On Wednesday Evening the Enemy in a Sloop of war, one Galley, and about 40 Boats fell down the Delaware, and Anchor’d off this Place at Dusk: The Boats were full of Troops & upwards of 30 said to be flat Bottomed from the best intelligence I received, cou’d not distinguish from this Place, as they came down under cover of this shore, and at Dusk made over to the Jersey Shore, & came to an...
By return of a Party of Dragoons who I had detatched for that purpose, I have just received Intelligence of some of the Enemys Movements, & have inclosed the Ltrs for your perusal & satisfaction, from which it will appear (tho these Views are not absolutely demonstrated) they have intended to intercept General Wayne, & his collected supplies, and that they have had & may still have a design...
I received yours of the 1st Instant, in answer to mine by Colo. Proctor, soon after his Departure the Fleet hove in sight, & got up to Marcus hook that Tide, where & at Grubs Landing Numbers of Tories came on Shore, & traded with The Inhabitants; five of whom a Party of ours took, and forced the others on Board, soon after which the whole stood up the River—part of Salem is said to be burnt...
I received your Favor of the 6th Inst., & in reply to that part relative to the British Prisoners, & their Treatment contained in the Deposition transmitted you, I can truly assert the whole is without the least foundation, except several being frostbit, which Fate many of our Soldiers in common shared with them, from the severity of the Weather, & unavoidably getting their Feet & legs wet in...
There were three Ladies Captured by Barry but he informs no one of the Name of Mitchell they were sent off from New Castle Yesterday with some others having by a Flag obtained permission to send them up by Water in one of our Vessells. We have had the Mouth of the Christiana for some Days blocked up by the Nautilus & some Gallies which has obliged Barrys little Fleet to lye snug here—this...
For this two Days past the Enemys Fleet have been passing by here, to amount of 150 Sail, of which there were 70 or 80 Sloops & Schoners, some few flat Bottom and a number of Ships Boats on Deck & in Tow besides—there destination not known, it’s said there are Troops on board, but it is not reduced to a Certainty, if any, they were kept below, as there was no great appearance on Deck—The...
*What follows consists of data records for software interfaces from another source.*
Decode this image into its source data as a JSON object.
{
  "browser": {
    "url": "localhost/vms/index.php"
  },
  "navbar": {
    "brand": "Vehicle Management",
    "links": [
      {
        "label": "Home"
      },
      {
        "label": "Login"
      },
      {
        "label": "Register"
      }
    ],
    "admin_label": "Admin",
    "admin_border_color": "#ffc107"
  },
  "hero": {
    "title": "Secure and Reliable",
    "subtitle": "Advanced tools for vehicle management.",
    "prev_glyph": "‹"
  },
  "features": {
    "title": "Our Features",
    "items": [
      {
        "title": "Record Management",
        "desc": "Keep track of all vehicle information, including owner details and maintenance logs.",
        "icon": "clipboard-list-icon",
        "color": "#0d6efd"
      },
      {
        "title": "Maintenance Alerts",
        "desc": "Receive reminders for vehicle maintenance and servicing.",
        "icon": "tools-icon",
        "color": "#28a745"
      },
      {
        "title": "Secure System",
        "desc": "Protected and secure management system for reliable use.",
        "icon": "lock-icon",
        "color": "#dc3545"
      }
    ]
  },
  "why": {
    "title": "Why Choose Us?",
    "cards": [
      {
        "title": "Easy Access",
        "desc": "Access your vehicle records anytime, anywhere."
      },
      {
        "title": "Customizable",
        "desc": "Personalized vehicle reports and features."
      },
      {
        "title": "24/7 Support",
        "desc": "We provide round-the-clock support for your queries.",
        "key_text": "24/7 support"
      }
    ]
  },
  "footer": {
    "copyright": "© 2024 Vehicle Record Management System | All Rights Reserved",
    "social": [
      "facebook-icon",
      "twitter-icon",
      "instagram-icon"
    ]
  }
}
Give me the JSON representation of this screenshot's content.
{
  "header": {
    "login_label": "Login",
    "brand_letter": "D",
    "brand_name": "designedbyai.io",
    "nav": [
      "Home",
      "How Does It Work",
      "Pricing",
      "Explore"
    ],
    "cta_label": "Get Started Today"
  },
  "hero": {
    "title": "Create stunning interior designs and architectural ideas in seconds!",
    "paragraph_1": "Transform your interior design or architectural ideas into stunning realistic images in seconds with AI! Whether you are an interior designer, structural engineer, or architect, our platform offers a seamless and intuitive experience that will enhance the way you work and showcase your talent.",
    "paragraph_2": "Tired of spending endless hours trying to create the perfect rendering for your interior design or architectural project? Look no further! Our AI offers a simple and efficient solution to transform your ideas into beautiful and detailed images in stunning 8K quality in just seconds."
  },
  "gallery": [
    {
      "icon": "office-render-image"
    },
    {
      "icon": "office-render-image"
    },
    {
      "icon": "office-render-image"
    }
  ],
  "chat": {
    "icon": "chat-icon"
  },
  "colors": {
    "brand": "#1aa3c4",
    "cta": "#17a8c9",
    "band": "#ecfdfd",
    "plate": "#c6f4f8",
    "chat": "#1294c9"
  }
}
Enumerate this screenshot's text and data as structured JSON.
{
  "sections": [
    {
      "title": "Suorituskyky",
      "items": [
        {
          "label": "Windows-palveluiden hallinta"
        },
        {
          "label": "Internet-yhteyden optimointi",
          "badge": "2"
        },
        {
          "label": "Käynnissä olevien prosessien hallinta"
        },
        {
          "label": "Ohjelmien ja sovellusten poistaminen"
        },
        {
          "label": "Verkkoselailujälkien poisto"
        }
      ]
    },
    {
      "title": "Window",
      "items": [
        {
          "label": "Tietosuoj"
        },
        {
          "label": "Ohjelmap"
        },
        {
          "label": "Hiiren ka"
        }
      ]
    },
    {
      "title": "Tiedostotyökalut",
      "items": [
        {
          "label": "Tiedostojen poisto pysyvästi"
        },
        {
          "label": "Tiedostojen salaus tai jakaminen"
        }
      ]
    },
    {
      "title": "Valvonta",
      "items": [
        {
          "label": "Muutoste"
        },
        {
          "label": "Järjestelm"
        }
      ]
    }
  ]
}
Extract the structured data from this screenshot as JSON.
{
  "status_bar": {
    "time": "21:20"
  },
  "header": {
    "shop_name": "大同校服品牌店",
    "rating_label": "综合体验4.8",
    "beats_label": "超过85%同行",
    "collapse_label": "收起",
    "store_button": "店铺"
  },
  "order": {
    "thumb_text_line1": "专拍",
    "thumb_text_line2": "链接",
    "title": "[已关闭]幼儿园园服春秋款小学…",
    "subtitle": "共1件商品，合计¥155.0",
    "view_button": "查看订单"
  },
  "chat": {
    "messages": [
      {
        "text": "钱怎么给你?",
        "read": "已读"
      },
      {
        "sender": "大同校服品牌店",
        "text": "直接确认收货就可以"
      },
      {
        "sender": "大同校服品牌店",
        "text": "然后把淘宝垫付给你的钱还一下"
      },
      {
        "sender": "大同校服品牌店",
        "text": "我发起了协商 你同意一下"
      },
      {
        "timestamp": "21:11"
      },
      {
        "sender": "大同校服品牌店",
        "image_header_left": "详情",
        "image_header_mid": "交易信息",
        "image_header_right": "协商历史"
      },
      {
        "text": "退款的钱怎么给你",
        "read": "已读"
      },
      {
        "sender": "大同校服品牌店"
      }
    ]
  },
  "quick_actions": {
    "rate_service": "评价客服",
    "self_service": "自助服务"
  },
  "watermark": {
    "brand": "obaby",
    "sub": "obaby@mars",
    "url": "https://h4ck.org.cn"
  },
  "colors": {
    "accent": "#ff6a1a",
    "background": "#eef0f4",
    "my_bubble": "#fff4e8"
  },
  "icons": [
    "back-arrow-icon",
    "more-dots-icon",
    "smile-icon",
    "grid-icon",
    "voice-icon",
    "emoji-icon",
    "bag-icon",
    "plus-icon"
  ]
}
The Enemys Fleet still remain down below Reedy Island, except such Transports as conveyed off the Invalids &c.—various accounts of the Numbers, from 1,200 to 2,000, some are said to have marched down by Land, others to have landed from the Fleet near Salem, they have plundered, and were the other Day carrying off Forage, the Jersy Militia took & sent over here nine of their Seamen, they landed...
Letter not found: from Brig. Gen. William Smallwood, c.26 Mar. 1778. GW wrote Smallwood on 28 Mar. , “I was yesterday favd with yours without a date, inclosing the proceedings of a Court Martial held upon Colo. Hall of Maryland.” The usual time of passage for letters from Smallwood was one day, and Josias Carvil Hall wrote GW on the subject in a letter of 26 March.
I have inclosed you Depositions &c., relative to the Treatment of the British Prisoners Captured in the Brig Symetry during their Stay here—shou’d have transmitted them before, but have waited in expectation of obtaining Colo. Gunbys, Captns Godmans, & Learmonths De-positions, which would have been very material, as they were privy to the whole transactions from the Time of the Brigs Capture,...